2. If a number has last digit $1,$ then its square root will have the last digit either $1$ or $9.$

3. If a number has last digit $4,$ then its square root will have the last digit $2.$

4. If a number has last digit $5,$ then its square root will have the last digit $5.$

5. If a number has last digit $6,$ then its square root will have the last digit either $4$ or $6.$

6. If a number has last digit $9,$ then its square root will have the last digit either $3$ or $7.$

Property 7

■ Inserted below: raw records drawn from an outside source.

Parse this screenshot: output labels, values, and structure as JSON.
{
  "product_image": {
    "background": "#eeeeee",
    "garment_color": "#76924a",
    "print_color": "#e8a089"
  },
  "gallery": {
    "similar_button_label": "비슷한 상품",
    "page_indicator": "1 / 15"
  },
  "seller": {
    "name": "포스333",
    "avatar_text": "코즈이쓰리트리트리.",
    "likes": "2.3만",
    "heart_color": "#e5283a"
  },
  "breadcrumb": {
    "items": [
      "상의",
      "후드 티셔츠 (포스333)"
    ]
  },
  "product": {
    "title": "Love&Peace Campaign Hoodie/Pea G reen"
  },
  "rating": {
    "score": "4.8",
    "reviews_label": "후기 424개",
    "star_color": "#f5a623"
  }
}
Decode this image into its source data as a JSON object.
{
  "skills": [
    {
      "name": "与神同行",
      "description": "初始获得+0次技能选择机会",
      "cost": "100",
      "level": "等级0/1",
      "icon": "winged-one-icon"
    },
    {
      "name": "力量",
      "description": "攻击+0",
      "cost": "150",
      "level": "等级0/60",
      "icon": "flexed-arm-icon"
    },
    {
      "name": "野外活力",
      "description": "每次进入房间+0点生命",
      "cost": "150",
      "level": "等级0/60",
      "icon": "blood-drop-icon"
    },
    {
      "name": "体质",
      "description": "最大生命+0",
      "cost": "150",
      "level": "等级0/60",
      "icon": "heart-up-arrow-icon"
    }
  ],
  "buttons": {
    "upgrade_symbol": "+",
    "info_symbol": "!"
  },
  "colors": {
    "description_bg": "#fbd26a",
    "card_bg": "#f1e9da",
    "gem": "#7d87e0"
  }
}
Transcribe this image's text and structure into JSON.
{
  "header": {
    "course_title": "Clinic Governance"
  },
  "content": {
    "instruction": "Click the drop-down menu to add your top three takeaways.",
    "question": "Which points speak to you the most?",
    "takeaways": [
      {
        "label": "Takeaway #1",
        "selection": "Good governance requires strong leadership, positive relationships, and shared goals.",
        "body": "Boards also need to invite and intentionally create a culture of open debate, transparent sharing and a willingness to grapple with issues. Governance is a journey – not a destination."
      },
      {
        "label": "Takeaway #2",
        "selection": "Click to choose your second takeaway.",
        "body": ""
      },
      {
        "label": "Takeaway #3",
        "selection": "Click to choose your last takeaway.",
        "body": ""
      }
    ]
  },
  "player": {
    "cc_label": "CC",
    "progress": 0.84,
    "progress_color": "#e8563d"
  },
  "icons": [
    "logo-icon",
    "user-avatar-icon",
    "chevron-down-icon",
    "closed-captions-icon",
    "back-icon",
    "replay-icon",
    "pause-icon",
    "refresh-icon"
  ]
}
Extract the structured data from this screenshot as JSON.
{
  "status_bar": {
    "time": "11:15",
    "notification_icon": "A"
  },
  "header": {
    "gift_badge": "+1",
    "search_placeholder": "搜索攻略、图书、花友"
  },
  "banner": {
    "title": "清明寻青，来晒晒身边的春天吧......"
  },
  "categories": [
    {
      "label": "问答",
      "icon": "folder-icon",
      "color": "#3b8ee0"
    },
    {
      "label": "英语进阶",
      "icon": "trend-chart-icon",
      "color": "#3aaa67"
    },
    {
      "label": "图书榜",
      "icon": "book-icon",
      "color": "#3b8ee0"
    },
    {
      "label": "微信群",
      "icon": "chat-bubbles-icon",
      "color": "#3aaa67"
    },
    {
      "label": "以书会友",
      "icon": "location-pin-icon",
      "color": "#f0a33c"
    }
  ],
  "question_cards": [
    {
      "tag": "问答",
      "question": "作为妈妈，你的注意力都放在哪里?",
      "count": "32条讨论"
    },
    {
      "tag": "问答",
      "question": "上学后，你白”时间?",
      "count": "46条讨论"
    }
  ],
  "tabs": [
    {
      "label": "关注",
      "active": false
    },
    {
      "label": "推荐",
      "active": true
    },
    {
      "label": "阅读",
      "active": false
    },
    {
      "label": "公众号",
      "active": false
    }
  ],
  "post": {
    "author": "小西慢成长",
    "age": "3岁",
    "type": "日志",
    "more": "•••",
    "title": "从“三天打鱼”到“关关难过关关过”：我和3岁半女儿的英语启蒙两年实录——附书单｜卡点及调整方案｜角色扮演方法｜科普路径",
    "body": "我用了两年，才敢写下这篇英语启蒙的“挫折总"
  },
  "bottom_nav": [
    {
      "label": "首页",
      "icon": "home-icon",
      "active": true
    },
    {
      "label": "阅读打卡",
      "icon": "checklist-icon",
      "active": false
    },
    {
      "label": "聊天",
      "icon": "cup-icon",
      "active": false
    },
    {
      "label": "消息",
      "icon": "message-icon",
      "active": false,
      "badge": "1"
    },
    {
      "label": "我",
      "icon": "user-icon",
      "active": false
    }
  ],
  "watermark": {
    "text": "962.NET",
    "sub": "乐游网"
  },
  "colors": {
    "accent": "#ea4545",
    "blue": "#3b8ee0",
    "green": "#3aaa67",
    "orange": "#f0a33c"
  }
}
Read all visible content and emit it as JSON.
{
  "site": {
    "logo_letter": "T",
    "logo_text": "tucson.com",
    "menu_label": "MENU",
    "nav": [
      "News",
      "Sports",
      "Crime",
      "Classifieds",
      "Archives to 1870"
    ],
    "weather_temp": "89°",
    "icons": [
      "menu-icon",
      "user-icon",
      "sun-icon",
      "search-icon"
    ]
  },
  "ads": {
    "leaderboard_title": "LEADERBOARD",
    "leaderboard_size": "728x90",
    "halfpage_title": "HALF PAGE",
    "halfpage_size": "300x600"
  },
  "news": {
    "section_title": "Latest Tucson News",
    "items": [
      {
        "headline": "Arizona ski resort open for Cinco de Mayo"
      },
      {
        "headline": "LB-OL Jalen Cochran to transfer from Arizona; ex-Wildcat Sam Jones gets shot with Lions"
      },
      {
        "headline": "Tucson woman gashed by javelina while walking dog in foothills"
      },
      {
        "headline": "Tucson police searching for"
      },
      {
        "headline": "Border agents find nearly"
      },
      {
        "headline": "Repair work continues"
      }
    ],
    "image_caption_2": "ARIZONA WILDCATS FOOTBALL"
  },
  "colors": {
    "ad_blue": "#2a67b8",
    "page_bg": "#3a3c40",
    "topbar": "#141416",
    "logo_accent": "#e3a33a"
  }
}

The square root of an even number is always even. For example, $\sqrt{64}=8.$ Note that both $8$ and $64$ are even numbers.

Property 8

The square root of an odd number is always odd. For example, √121=11. Note that both 11 and 121 are odd numbers.

Property 9

If a number ends with an even number of zeros, then the square root of that number will be an integer.

For example, 100 has 2 zeros at the end and √100=10 is an integer. Similarly, the number 10000 ends with four zeros, and its square root √10000=100 is an integer.

Property 10

If a number ends with an odd number of zeros, then the square root of that number will not be a whole number. As a result, we can say that the square root of a number with an odd number of zeros at the end will be an irrational number.

For example, 10 has only one zero at the end and √10 is not a rational number. Similarly, the number 1000 ends with three zeros, and its square root √1000 is also an irrational number.

Property 11

If $x$ is a square root of a number X, then $-x$ is also a square root of the number $X.$ More specifically, we have \[\sqrt{X}=\pm x.\]

Property 12

The square root of a negative number does not exist in the set of real numbers. But they do exist in the set of complex numbers. Note that the square root of a negative number is called a purely imaginary number. For example,

$\sqrt{-7}=\sqrt{7 \times -1}$ $=\sqrt{7} \times \sqrt{-1}$ $=7i,$

where $i=\sqrt{-1}$ (a square root of 1).

Property 13

For a natural number $n,$ the square $n^2$ is equal to the sum of first $n$ odd numbers. Mathematically, 1+3+5+…+(2n-1)=n2, that is, the sum of first n odd natural numbers is n2.

For example, 25 = 52 = 1+3+5+7+9 = the sum of first 5 odd numbers.

Property 14

Multiplication rule for square roots: For two numbers $x$ and $y,$ we have \[\sqrt{x \times y}=\sqrt{x} \times \sqrt{y}.\]

This shows that the square root of the product of two numbers is equal to the product of the square roots of those two numbers. The same rule holds for more than two numbers.

For example, $\sqrt{8}=\sqrt{4 \times 2}$ $=\sqrt{4} \times \sqrt{2}$

Property 15

Division rule for square roots: For two numbers $x$ and $y$ with $y \neq 0,$ we have \[\sqrt{\frac{x}{y}}=\frac{\sqrt{x}}{\sqrt{y}}.\]

∴ the quotient of the square roots of two numbers is the same as the square root of the quotient of those two numbers.

For example, $2=\sqrt{\frac{8}{2}}=\frac{\sqrt{8}}{\sqrt{2}}$